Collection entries
================================

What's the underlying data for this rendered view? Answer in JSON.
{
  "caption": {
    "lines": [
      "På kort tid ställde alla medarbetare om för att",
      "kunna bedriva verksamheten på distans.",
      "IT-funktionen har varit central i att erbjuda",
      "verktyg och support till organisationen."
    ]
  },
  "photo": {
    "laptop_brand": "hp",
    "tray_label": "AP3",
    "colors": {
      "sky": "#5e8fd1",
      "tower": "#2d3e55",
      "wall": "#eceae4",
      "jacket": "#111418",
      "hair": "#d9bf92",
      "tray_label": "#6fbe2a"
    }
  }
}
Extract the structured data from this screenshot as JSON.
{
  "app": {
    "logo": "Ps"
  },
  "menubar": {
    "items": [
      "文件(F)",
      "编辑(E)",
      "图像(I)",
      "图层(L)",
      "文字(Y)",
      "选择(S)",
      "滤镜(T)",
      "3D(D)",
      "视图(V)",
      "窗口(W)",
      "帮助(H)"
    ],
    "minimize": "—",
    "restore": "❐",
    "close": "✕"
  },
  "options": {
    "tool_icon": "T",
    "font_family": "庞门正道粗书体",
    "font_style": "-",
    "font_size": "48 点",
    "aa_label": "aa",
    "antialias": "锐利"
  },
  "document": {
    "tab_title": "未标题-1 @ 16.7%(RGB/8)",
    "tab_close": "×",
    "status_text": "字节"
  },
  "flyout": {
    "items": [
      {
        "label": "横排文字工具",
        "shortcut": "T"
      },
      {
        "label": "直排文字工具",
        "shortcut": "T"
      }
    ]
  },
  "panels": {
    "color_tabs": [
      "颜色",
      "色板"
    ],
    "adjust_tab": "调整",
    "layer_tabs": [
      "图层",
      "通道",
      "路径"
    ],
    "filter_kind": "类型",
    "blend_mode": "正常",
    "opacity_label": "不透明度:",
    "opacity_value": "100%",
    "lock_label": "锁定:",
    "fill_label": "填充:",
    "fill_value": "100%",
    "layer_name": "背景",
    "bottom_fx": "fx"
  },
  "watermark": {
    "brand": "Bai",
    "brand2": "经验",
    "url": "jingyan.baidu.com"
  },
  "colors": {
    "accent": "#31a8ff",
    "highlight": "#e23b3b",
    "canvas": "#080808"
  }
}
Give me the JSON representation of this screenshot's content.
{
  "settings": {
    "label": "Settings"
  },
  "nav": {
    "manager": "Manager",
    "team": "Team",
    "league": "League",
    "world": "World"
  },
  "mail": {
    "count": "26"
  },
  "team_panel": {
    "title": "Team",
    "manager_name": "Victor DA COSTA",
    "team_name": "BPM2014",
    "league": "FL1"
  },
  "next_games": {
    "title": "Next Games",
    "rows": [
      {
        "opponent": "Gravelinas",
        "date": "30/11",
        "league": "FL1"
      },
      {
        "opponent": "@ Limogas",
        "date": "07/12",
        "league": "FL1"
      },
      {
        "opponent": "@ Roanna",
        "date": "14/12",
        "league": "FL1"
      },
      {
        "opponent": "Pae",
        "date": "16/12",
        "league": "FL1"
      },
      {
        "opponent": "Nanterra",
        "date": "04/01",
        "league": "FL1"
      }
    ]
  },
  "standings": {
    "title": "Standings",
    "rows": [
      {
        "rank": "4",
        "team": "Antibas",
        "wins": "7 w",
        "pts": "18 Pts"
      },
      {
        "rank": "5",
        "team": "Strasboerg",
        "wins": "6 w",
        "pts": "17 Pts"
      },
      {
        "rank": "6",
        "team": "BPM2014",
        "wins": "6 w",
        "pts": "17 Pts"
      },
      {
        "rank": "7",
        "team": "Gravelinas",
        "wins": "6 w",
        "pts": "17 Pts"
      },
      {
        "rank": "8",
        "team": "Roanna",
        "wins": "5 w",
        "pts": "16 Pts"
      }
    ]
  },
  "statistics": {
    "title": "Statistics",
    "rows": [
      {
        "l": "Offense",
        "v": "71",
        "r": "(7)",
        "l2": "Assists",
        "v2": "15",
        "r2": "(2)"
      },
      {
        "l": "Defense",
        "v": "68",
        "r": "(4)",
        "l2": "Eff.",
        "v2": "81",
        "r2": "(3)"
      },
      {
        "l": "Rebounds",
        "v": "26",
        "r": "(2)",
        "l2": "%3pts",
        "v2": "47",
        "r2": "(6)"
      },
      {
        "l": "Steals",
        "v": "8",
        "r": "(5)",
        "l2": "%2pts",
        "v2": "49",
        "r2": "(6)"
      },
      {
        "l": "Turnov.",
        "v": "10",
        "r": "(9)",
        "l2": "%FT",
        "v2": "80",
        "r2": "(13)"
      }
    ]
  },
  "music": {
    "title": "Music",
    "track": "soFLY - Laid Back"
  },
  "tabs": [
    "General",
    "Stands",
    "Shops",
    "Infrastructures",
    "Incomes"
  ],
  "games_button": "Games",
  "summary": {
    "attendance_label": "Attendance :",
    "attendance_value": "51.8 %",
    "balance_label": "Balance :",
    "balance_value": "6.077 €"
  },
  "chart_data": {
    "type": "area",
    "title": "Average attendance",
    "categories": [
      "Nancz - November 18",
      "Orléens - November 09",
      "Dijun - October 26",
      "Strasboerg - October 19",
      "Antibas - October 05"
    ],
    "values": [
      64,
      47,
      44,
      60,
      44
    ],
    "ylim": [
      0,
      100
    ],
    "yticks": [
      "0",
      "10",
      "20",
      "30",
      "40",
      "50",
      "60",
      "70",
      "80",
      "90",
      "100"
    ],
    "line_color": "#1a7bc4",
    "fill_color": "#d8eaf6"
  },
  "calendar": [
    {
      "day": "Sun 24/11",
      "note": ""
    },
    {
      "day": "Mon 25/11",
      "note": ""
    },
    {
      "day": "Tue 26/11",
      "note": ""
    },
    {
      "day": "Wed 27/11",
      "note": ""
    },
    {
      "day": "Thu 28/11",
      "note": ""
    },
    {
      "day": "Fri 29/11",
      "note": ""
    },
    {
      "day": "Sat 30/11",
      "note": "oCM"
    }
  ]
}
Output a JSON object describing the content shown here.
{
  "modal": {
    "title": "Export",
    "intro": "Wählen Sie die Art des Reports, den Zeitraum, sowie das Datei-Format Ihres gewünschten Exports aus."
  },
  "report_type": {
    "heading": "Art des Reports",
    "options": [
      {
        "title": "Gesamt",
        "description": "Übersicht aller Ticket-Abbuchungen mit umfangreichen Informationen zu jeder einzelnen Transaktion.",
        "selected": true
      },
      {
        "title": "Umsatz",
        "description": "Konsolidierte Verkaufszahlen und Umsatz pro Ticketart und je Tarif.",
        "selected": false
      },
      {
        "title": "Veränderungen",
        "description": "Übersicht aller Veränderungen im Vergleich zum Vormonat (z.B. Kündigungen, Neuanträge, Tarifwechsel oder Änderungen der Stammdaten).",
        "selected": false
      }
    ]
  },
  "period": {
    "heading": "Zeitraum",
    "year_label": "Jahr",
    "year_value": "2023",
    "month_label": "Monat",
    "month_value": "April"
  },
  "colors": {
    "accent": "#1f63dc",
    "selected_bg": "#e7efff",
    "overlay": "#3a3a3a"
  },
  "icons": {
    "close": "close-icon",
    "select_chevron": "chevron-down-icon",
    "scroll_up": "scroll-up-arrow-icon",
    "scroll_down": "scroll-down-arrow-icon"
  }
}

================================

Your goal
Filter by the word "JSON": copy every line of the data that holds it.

Answer to the exercise
What's the underlying data for this rendered view? Answer in JSON.
Extract the structured data from this screenshot as JSON.
Give me the JSON representation of this screenshot's content.
Output a JSON object describing the content shown here.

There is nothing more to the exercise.